Alwaght– Yemeni health minister says some 1,700 cases of cholera have surfaced in the country, as Saudi Arabia’s deadly aggression rages on against the poorest Arab nation.
Sabanews.net cited Mohamed bin Hafedh as saying that 1,681 cases of cholera have been detected in 12 provinces of the war-torn country, including in the north and west of the country.
Doctors Without Borders (MSF) also reported on Sunday that more than 570 suspected cases of cholera have been treated in Yemen during the past three weeks, some seven months after the outbreak of the infectious disease was declared in the conflict-plagued Arab country.
Saudi Arabia launched brutal aggression against its southern neighbor on 27 March 2015 in a bid to restore power to Yemen’s resigned president who fled to Riyadh after Yemeni people’s uprising in 2015.
“There are fears that the disease could turn into an epidemic. Two years into the war, the healthcare system has collapsed, hospitals are destroyed… and government employees’ salaries have not been paid,” said Ghassan Abou Chaar, the spokesman for the international medical charity.
He added that the MSF had witnessed a marked increase over the past week in suspected cholera cases in five provinces across the country.
Abdelhakim al-Kahlani, the spokesman for Yemen’s Ministry of Health, said the bacterial infection had resurfaced the previous week in the impoverished country, with reported cases in 10 provinces. He added that two cholera-related fatalities had been confirmed in the capital Sana’a, three in the central province of Ibb and four in the western province of Hudaydah.
In early October last year, the World Health Organization announced the grim news of cholera outbreak in Yemen, and three weeks later it reported that the number of cholera cases across the country, including the capital, had soared to hundreds.
Last year, nearly 100 people lost their lives due to an outbreak of cholera and acute watery diarrhoea in Yemen.
Cholera, which causes severe diarrhoea and dehydration, is transmitted through contaminated drinking water and could prove fatal in up to 15 percent of untreated cases.
Over two years of Saudi Arabia’s full-scale war on the impoverished country have put more than half of all health facilities in Yemen in a state of complete or partial shutdown. Furthermore, there are critical shortages in medical doctors in over 40 percent of all districts, according to the health ministry.
Western countries especially the US and Britain are among key suppliers of weapons used by the Saudi regime to commit atrocities and war crimes in Yemen.

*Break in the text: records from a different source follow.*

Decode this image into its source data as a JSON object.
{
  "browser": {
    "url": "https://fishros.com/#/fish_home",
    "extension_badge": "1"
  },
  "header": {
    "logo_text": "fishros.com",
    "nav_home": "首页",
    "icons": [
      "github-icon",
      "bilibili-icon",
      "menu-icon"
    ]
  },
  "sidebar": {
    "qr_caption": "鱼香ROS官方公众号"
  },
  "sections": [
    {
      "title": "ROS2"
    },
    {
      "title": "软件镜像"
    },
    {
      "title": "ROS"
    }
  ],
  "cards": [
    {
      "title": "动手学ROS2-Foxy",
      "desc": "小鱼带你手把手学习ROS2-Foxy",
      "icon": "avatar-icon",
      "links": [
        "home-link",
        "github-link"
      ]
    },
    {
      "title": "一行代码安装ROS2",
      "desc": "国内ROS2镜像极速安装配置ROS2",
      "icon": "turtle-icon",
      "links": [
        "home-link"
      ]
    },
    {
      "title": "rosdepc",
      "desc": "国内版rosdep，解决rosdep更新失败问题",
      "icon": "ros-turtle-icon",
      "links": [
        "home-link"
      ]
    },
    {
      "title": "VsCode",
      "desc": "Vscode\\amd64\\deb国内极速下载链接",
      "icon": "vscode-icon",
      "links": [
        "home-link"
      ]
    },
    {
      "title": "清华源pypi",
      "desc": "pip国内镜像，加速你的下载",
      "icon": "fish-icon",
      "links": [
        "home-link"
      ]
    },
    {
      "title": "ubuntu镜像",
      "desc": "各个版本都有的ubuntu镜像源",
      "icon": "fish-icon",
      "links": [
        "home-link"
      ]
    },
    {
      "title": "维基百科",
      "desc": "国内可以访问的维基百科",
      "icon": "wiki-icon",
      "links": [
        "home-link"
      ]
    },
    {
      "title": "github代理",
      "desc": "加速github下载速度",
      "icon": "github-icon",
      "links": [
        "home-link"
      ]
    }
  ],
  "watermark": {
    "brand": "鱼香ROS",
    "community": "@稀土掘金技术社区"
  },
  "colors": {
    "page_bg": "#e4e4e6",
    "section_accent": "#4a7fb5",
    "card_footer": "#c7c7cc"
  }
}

Over 12,000 Yemenis, mostly civilians including women and children, have been killed during the ongoing Saudi-led aggression on Yemen. The military aggression has also taken a heavy toll on Yemen’s facilities and infrastructure, destroying many hospitals, schools, mosques and factories.
The Saudi airstrikes do not even spare the MSF medical centers in Yemen. In mid-August last year, at least 19 people were killed and 24 others sustained injuries when a Saudi airstrike hit an MSF hospital in Hajjah’s Abs district. It was the fifth and deadliest attack on an MSF-supported facility in Yemen.
Nearly 3.3 million Yemeni people, including 2.1 million children, are currently suffering from acute malnutrition, with more than seven million Yemenis facing the plight of starvation. The figures, however, could worryingly increase if the Saudi war machine continues to breathe fire on Yemeni people.